Every entry below is to be returned unchanged. Images are not part of the copy.

*** Listed records ***

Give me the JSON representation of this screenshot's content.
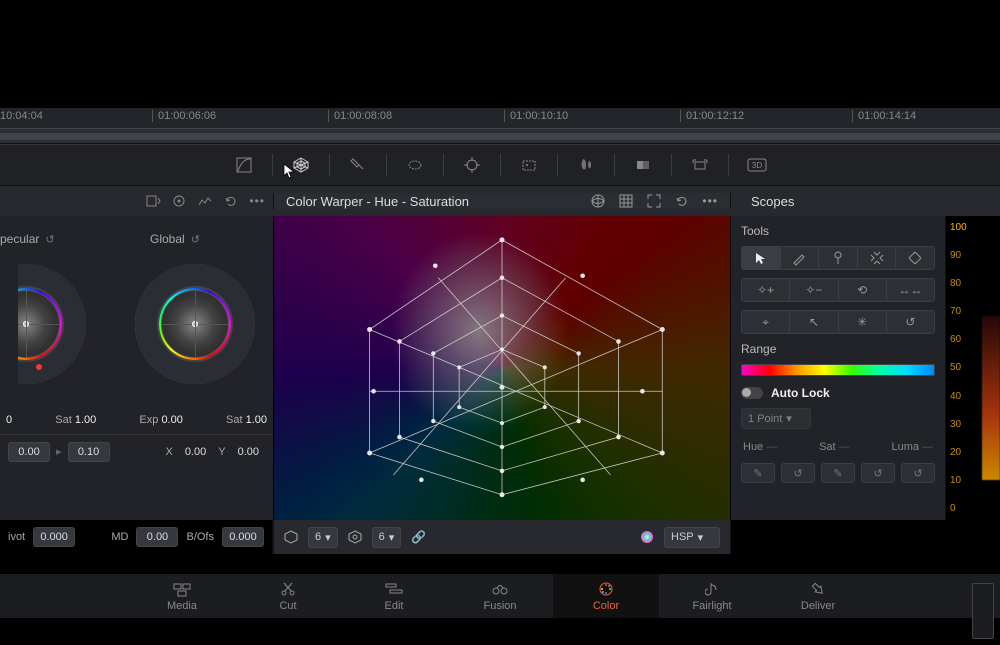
{
  "timeline": {
    "ticks": [
      "10:04:04",
      "01:00:06:06",
      "01:00:08:08",
      "01:00:10:10",
      "01:00:12:12",
      "01:00:14:14"
    ],
    "tick_positions": [
      0,
      152,
      328,
      504,
      680,
      852
    ]
  },
  "toolbar_icons": [
    "curves",
    "warper",
    "qualifier",
    "window",
    "tracker",
    "magic-mask",
    "blur",
    "key",
    "sizing",
    "3d"
  ],
  "left_header_icons": [
    "collapse",
    "target",
    "graph",
    "reset",
    "more"
  ],
  "panel_title": "Color Warper - Hue - Saturation",
  "panel_header_icons": [
    "orb",
    "grid",
    "expand",
    "reset",
    "more"
  ],
  "scopes_label": "Scopes",
  "wheels": {
    "labels": [
      "pecular",
      "Global"
    ],
    "specular": {
      "param1_label": "",
      "param1_val": "0",
      "sat_label": "Sat",
      "sat_val": "1.00"
    },
    "global": {
      "exp_label": "Exp",
      "exp_val": "0.00",
      "sat_label": "Sat",
      "sat_val": "1.00"
    },
    "xy": {
      "xl": "X",
      "xv": "0.00",
      "yl": "Y",
      "yv": "0.00"
    },
    "lrow": {
      "v1": "0.00",
      "v2": "0.10"
    },
    "bottom": {
      "ivot_label": "ivot",
      "ivot_val": "0.000",
      "md_label": "MD",
      "md_val": "0.00",
      "bofs_label": "B/Ofs",
      "bofs_val": "0.000"
    }
  },
  "warper": {
    "res1": "6",
    "res2": "6",
    "mode_label": "HSP"
  },
  "tools": {
    "title": "Tools",
    "row1": [
      "select",
      "draw",
      "pin",
      "contract",
      "stretch"
    ],
    "row2": [
      "add-point",
      "remove-point",
      "rotate",
      "expand-arrows"
    ],
    "row3": [
      "show-points",
      "move-all",
      "center",
      "reset-circle"
    ],
    "range_label": "Range",
    "autolock_label": "Auto Lock",
    "point_select": "1 Point",
    "hue_label": "Hue",
    "sat_label": "Sat",
    "luma_label": "Luma"
  },
  "scopes": {
    "scale": [
      "100",
      "90",
      "80",
      "70",
      "60",
      "50",
      "40",
      "30",
      "20",
      "10",
      "0"
    ]
  },
  "page_tabs": [
    {
      "id": "media",
      "label": "Media"
    },
    {
      "id": "cut",
      "label": "Cut"
    },
    {
      "id": "edit",
      "label": "Edit"
    },
    {
      "id": "fusion",
      "label": "Fusion"
    },
    {
      "id": "color",
      "label": "Color"
    },
    {
      "id": "fairlight",
      "label": "Fairlight"
    },
    {
      "id": "deliver",
      "label": "Deliver"
    }
  ],
  "active_tab": "color"
}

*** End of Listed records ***

**Output of the task:**
Give me the JSON representation of this screenshot's content.
{
  "timeline": {
    "ticks": [
      "10:04:04",
      "01:00:06:06",
      "01:00:08:08",
      "01:00:10:10",
      "01:00:12:12",
      "01:00:14:14"
    ],
    "tick_positions": [
      0,
      152,
      328,
      504,
      680,
      852
    ]
  },
  "toolbar_icons": [
    "curves",
    "warper",
    "qualifier",
    "window",
    "tracker",
    "magic-mask",
    "blur",
    "key",
    "sizing",
    "3d"
  ],
  "left_header_icons": [
    "collapse",
    "target",
    "graph",
    "reset",
    "more"
  ],
  "panel_title": "Color Warper - Hue - Saturation",
  "panel_header_icons": [
    "orb",
    "grid",
    "expand",
    "reset",
    "more"
  ],
  "scopes_label": "Scopes",
  "wheels": {
    "labels": [
      "pecular",
      "Global"
    ],
    "specular": {
      "param1_label": "",
      "param1_val": "0",
      "sat_label": "Sat",
      "sat_val": "1.00"
    },
    "global": {
      "exp_label": "Exp",
      "exp_val": "0.00",
      "sat_label": "Sat",
      "sat_val": "1.00"
    },
    "xy": {
      "xl": "X",
      "xv": "0.00",
      "yl": "Y",
      "yv": "0.00"
    },
    "lrow": {
      "v1": "0.00",
      "v2": "0.10"
    },
    "bottom": {
      "ivot_label": "ivot",
      "ivot_val": "0.000",
      "md_label": "MD",
      "md_val": "0.00",
      "bofs_label": "B/Ofs",
      "bofs_val": "0.000"
    }
  },
  "warper": {
    "res1": "6",
    "res2": "6",
    "mode_label": "HSP"
  },
  "tools": {
    "title": "Tools",
    "row1": [
      "select",
      "draw",
      "pin",
      "contract",
      "stretch"
    ],
    "row2": [
      "add-point",
      "remove-point",
      "rotate",
      "expand-arrows"
    ],
    "row3": [
      "show-points",
      "move-all",
      "center",
      "reset-circle"
    ],
    "range_label": "Range",
    "autolock_label": "Auto Lock",
    "point_select": "1 Point",
    "hue_label": "Hue",
    "sat_label": "Sat",
    "luma_label": "Luma"
  },
  "scopes": {
    "scale": [
      "100",
      "90",
      "80",
      "70",
      "60",
      "50",
      "40",
      "30",
      "20",
      "10",
      "0"
    ]
  },
  "page_tabs": [
    {
      "id": "media",
      "label": "Media"
    },
    {
      "id": "cut",
      "label": "Cut"
    },
    {
      "id": "edit",
      "label": "Edit"
    },
    {
      "id": "fusion",
      "label": "Fusion"
    },
    {
      "id": "color",
      "label": "Color"
    },
    {
      "id": "fairlight",
      "label": "Fairlight"
    },
    {
      "id": "deliver",
      "label": "Deliver"
    }
  ],
  "active_tab": "color"
}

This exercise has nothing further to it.